I believe in poetry as a way of surviving the emotional chaos, spiritual confusions and traumatic events that come with being alive. —Gregory Orr (as posted by Image Journal)
This quote comes up on my Facebook feed while I am straining for a wireless signal from a humid guesthouse in Port-au-Prince, Haiti. I am a few days into a work trip as a staff writer at a disaster relief and community development agency. Sweat gathers in my back. My eyes are dry from a full day in contact lenses I rarely wear. I have just finished a supper of spicy beef and beans over rice accompanied by bread and mango juice, both fresh.

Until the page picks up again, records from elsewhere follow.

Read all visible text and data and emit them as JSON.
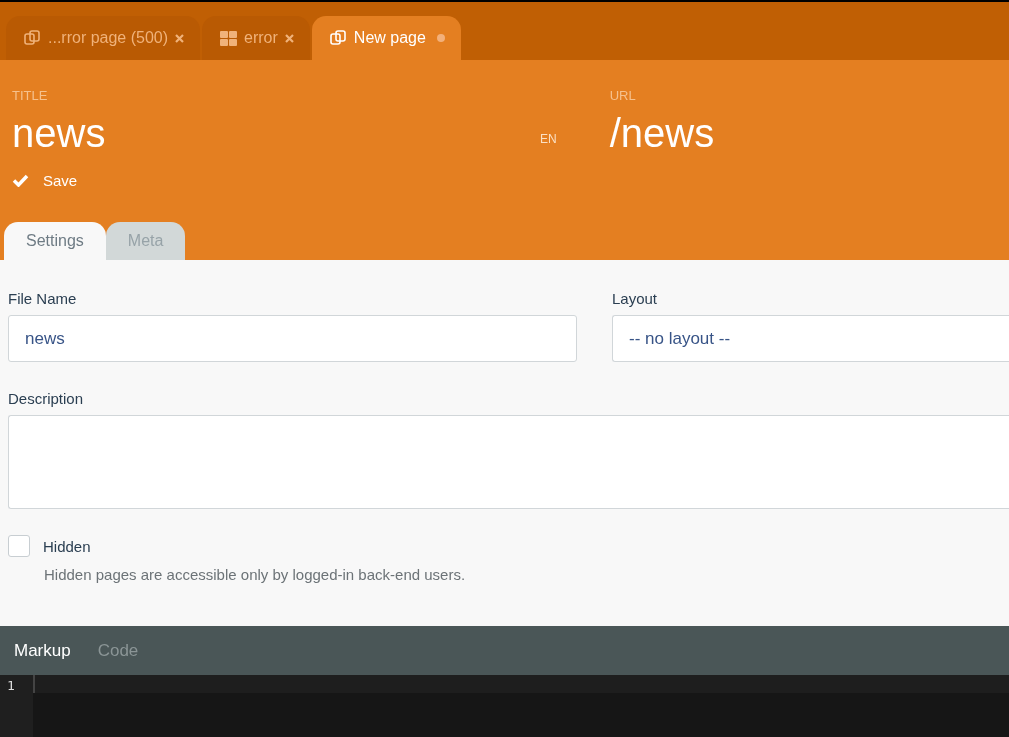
{
  "document_tabs": [
    {
      "label": "...rror page (500)",
      "kind": "page",
      "selected": false,
      "modified": false
    },
    {
      "label": "error",
      "kind": "layout",
      "selected": false,
      "modified": false
    },
    {
      "label": "New page",
      "kind": "page",
      "selected": true,
      "modified": true
    }
  ],
  "header": {
    "title_label": "TITLE",
    "title": "news",
    "locale": "EN",
    "url_label": "URL",
    "url": "/news",
    "save": "Save"
  },
  "form_tabs": [
    {
      "label": "Settings",
      "selected": true
    },
    {
      "label": "Meta",
      "selected": false
    }
  ],
  "form": {
    "file_name": {
      "label": "File Name",
      "value": "news"
    },
    "layout": {
      "label": "Layout",
      "value": "-- no layout --"
    },
    "description": {
      "label": "Description"
    },
    "hidden": {
      "label": "Hidden",
      "checked": false,
      "help": "Hidden pages are accessible only by logged-in back-end users."
    }
  },
  "editor_tabs": [
    {
      "label": "Markup",
      "selected": true
    },
    {
      "label": "Code",
      "selected": false
    }
  ],
  "editor": {
    "line_numbers": [
      "1"
    ]
  }
}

I am safely accommodated here in this bustling metropolis, where honking cars and colorful tap tap crowd the narrow streets bordered by litter-clogged gutters. Here, where bright purple flowers spill out over barbed wire-topped gates and roadside vendors sell wares ranging from intricate handcrafted metal art to unlabeled pill bottles.
Safety and comfort have been rare commodities in Haiti. Just over twenty-one decades ago, this nation claimed independence after the first successful slave revolt in human history. Just over five years ago, a horrific shaking of the earth killed an estimated two hundred thousand people and reduced buildings in the city and countryside to rubble.
What might it mean to believe in poetry as “a way of surviving” here, in this place of concrete streets and mountain crests, poverty and creativity, political corruption and revolution? As a visitor—a foreigner with a notepad and a fixed agenda—I cannot of course know completely. I can only glimpse and theorize and listen as I meet with project leaders and literacy students in my path.
In addition to learning about beginner literacy programs already underway, I’m also here to see a new program in its seminal stage. It is a post-alpha program giving those with basic reading and writing skills the chance to grow in their capacity to read and write and their love for these activities. These lessons focus heavily on the form of poetry. Students memorize poems and learn how devices such as rhythm, meter, metaphor, and rhyme give language its deep music. Eventually they work at their own creations.
Gregory Orr’s words of belief enter my tired mind with a fitting weight as I think of these learners perched on poetry’s earliest threshold. I’ve read Orr’s books, even heard him give a lecture. I know his personal story of a life marked by violence, addiction, civil disobedience, and a tragic shooting accident that claimed his brother’s life in childhood. He does not speak lightly of suffering or survival. He reminds me that poetry is a generative spark. A lifeline. A rush of breath, a new light. Pick your survival metaphor; they all click with some power here where daily life is a struggle for many.
These literacy classes are not about bringing poetry to Haiti. I bristle at that word, so often used in missions-speak about “bringing God” to a country or community. God is always there and everywhere, already. He is present. His Spirit is moving, working.
I believe it is the same with poetry. It is already present in this country, woven into its history and the new legacies made by those who have cause to speak heavy of both great affliction and great joy. Every country is a country of creators. Literacy is about naming and shaping what we, as creative people, read and make. Oh Lord, what a gift. Help me see it freshly in this place.
(Read Part 2 here)